- [What to do]:
Output every entry exactly as written, but omit the pictures.

======== Records provided ========

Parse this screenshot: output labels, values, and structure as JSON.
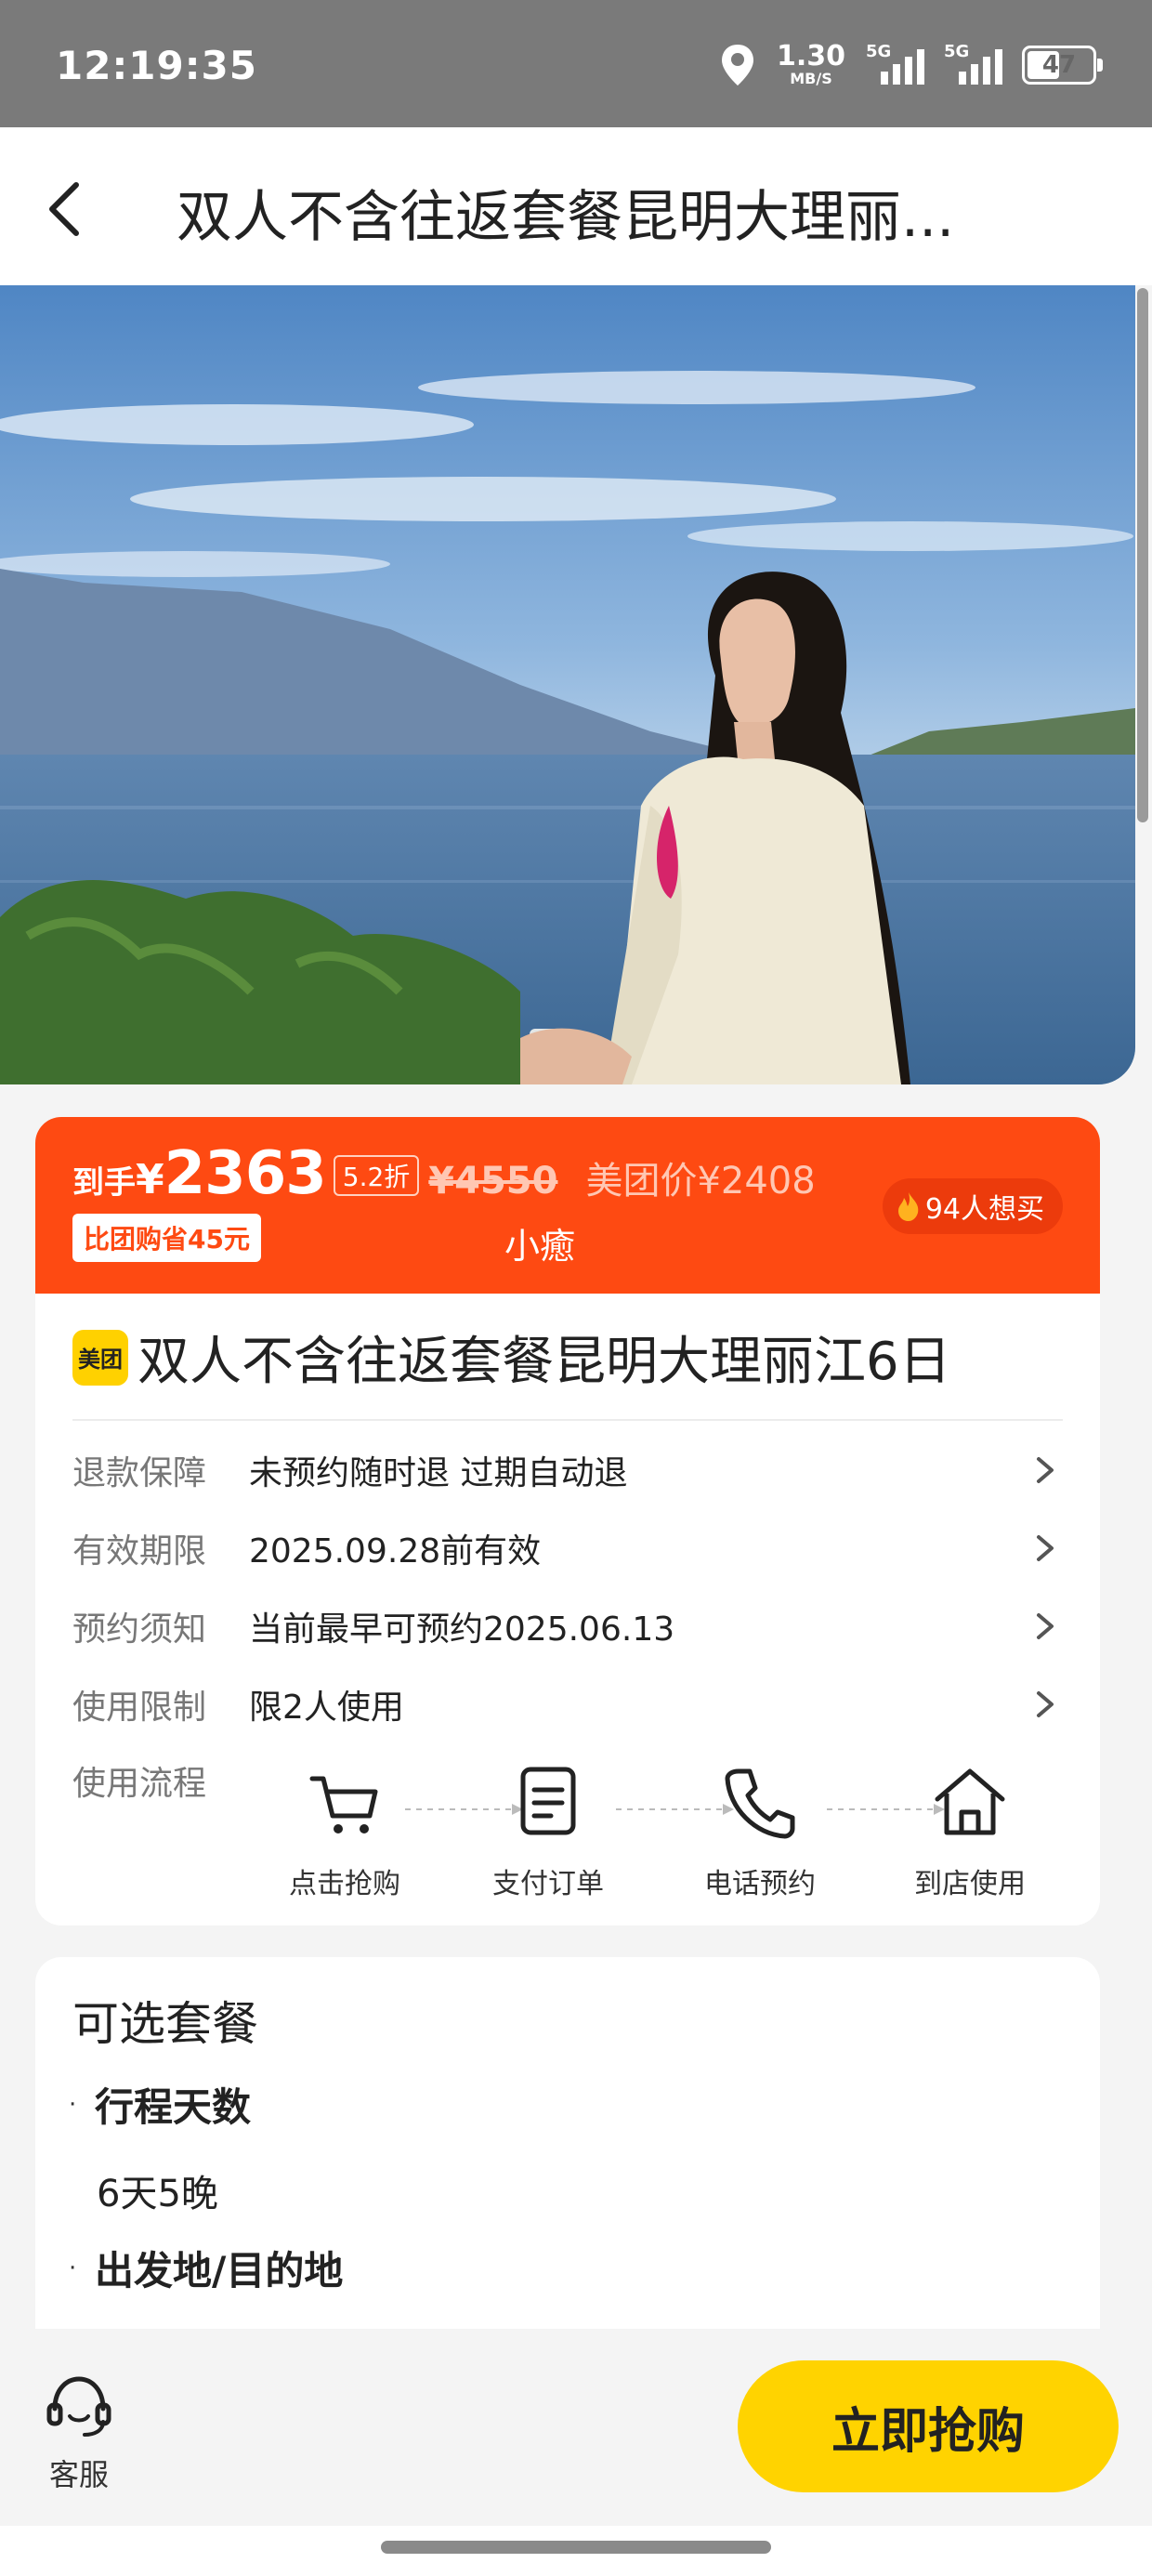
{
  "status": {
    "time": "12:19:35",
    "speed_value": "1.30",
    "speed_unit": "MB/S",
    "net1": "5G",
    "net2": "5G",
    "battery": "47"
  },
  "header": {
    "title": "双人不含往返套餐昆明大理丽..."
  },
  "price": {
    "to_hand_label": "到手",
    "currency": "¥",
    "amount": "2363",
    "discount": "5.2折",
    "original": "¥4550",
    "meituan_price": "美团价¥2408",
    "save_badge": "比团购省45元",
    "merchant": "小癒",
    "want": "94人想买"
  },
  "product": {
    "logo": "美团",
    "name": "双人不含往返套餐昆明大理丽江6日",
    "rows": [
      {
        "key": "退款保障",
        "value": "未预约随时退 过期自动退"
      },
      {
        "key": "有效期限",
        "value": "2025.09.28前有效"
      },
      {
        "key": "预约须知",
        "value": "当前最早可预约2025.06.13"
      },
      {
        "key": "使用限制",
        "value": "限2人使用"
      }
    ],
    "flow_label": "使用流程",
    "steps": [
      {
        "label": "点击抢购",
        "icon": "cart-icon"
      },
      {
        "label": "支付订单",
        "icon": "document-icon"
      },
      {
        "label": "电话预约",
        "icon": "phone-icon"
      },
      {
        "label": "到店使用",
        "icon": "store-icon"
      }
    ]
  },
  "packages": {
    "title": "可选套餐",
    "sections": [
      {
        "name": "行程天数",
        "value": "6天5晚"
      },
      {
        "name": "出发地/目的地",
        "value": ""
      }
    ]
  },
  "bottom": {
    "service_label": "客服",
    "buy_label": "立即抢购"
  },
  "colors": {
    "accent_orange": "#fe4a12",
    "buy_yellow": "#ffd300",
    "meituan_yellow": "#ffd100"
  }
}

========

- [Task solution]:
Parse this screenshot: output labels, values, and structure as JSON.
{
  "status": {
    "time": "12:19:35",
    "speed_value": "1.30",
    "speed_unit": "MB/S",
    "net1": "5G",
    "net2": "5G",
    "battery": "47"
  },
  "header": {
    "title": "双人不含往返套餐昆明大理丽..."
  },
  "price": {
    "to_hand_label": "到手",
    "currency": "¥",
    "amount": "2363",
    "discount": "5.2折",
    "original": "¥4550",
    "meituan_price": "美团价¥2408",
    "save_badge": "比团购省45元",
    "merchant": "小癒",
    "want": "94人想买"
  },
  "product": {
    "logo": "美团",
    "name": "双人不含往返套餐昆明大理丽江6日",
    "rows": [
      {
        "key": "退款保障",
        "value": "未预约随时退 过期自动退"
      },
      {
        "key": "有效期限",
        "value": "2025.09.28前有效"
      },
      {
        "key": "预约须知",
        "value": "当前最早可预约2025.06.13"
      },
      {
        "key": "使用限制",
        "value": "限2人使用"
      }
    ],
    "flow_label": "使用流程",
    "steps": [
      {
        "label": "点击抢购",
        "icon": "cart-icon"
      },
      {
        "label": "支付订单",
        "icon": "document-icon"
      },
      {
        "label": "电话预约",
        "icon": "phone-icon"
      },
      {
        "label": "到店使用",
        "icon": "store-icon"
      }
    ]
  },
  "packages": {
    "title": "可选套餐",
    "sections": [
      {
        "name": "行程天数",
        "value": "6天5晚"
      },
      {
        "name": "出发地/目的地",
        "value": ""
      }
    ]
  },
  "bottom": {
    "service_label": "客服",
    "buy_label": "立即抢购"
  },
  "colors": {
    "accent_orange": "#fe4a12",
    "buy_yellow": "#ffd300",
    "meituan_yellow": "#ffd100"
  }
}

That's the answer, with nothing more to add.